“I was at my worst. My most vulnerable,” Walker admits in her post. “But she came. She sat in my rocking chair and snuggled my son. As she rocked, we visited. She held him close and breathed in his baby smell and I saw her tears fall. I let myself sink into the comfort of her presence as I sank into the cushions of my couch. I didn’t sleep. I just appreciated her being there with me.”
Walker later realized that although she had gotten a much-needed break that afternoon, the visit had helped Renee, too.
“I didn’t know it at the time, but I offered her comfort, as well,” writes Walker. “I reminded her that her son was so much more than the tragedy that had taken him. He was the baby she had carried, he was the toddler she had nurtured, and he was the young man whose smile she had adored. His memory lived forever in her heart. She could no more have stopped his addiction than I could have kept my own boy’s heart beating inside my body.”
And they sat there together, giving what the other needed — comfort, friendship, permission to grieve.
Walker tells Babble that it was important to Renee to have her son’s story be told in this post.
“She did not want the reason for his death to be a secret,” Walker says. “She wanted it out in the open for other parents who might be grieving their own children, or who might be going through the pain of trying to help their addicted child.”

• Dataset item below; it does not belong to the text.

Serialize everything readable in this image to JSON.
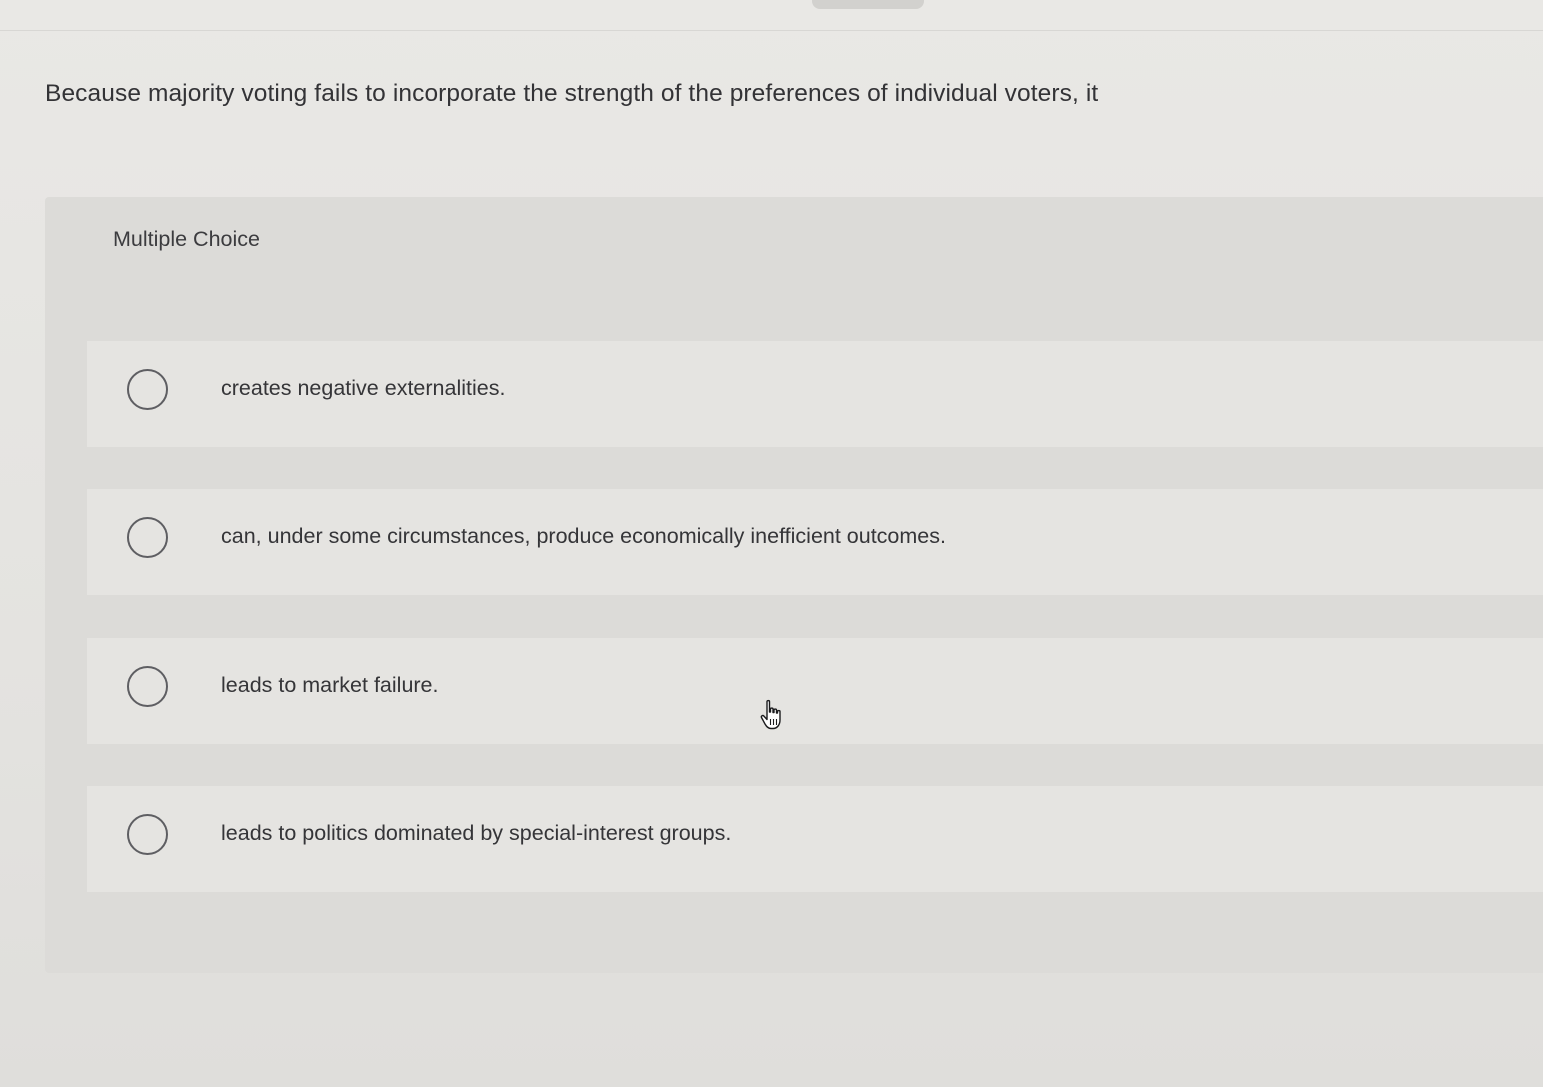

In telling both of their stories, Walker says that she and Renee hope to be a village of support for other parents who are in pain, and who couldn’t keep their children alive, no matter how hard they tried.
“When you are going through a tragedy, whatever it is, the grief is so isolating and suffocating that you can’t breathe,” Walker shares. “Some feel they don’t have anyone to help them lighten their load, no one to lean on. Renee and I did that for each other that day, instinctively and without intention.”
In writing her post, Walker says she hopes others can find that same support.
“Even if they feel that they don’t have a physical person in their own life to connect with or lean on,” she says, “they can lean on us and our story and know they don’t stand alone in their pain.”
Lifting each other up. Letting each other grieve. Offering help, a break, comfort, or even just a hand. That’s what women do. That’s what mothers do.
Because we know.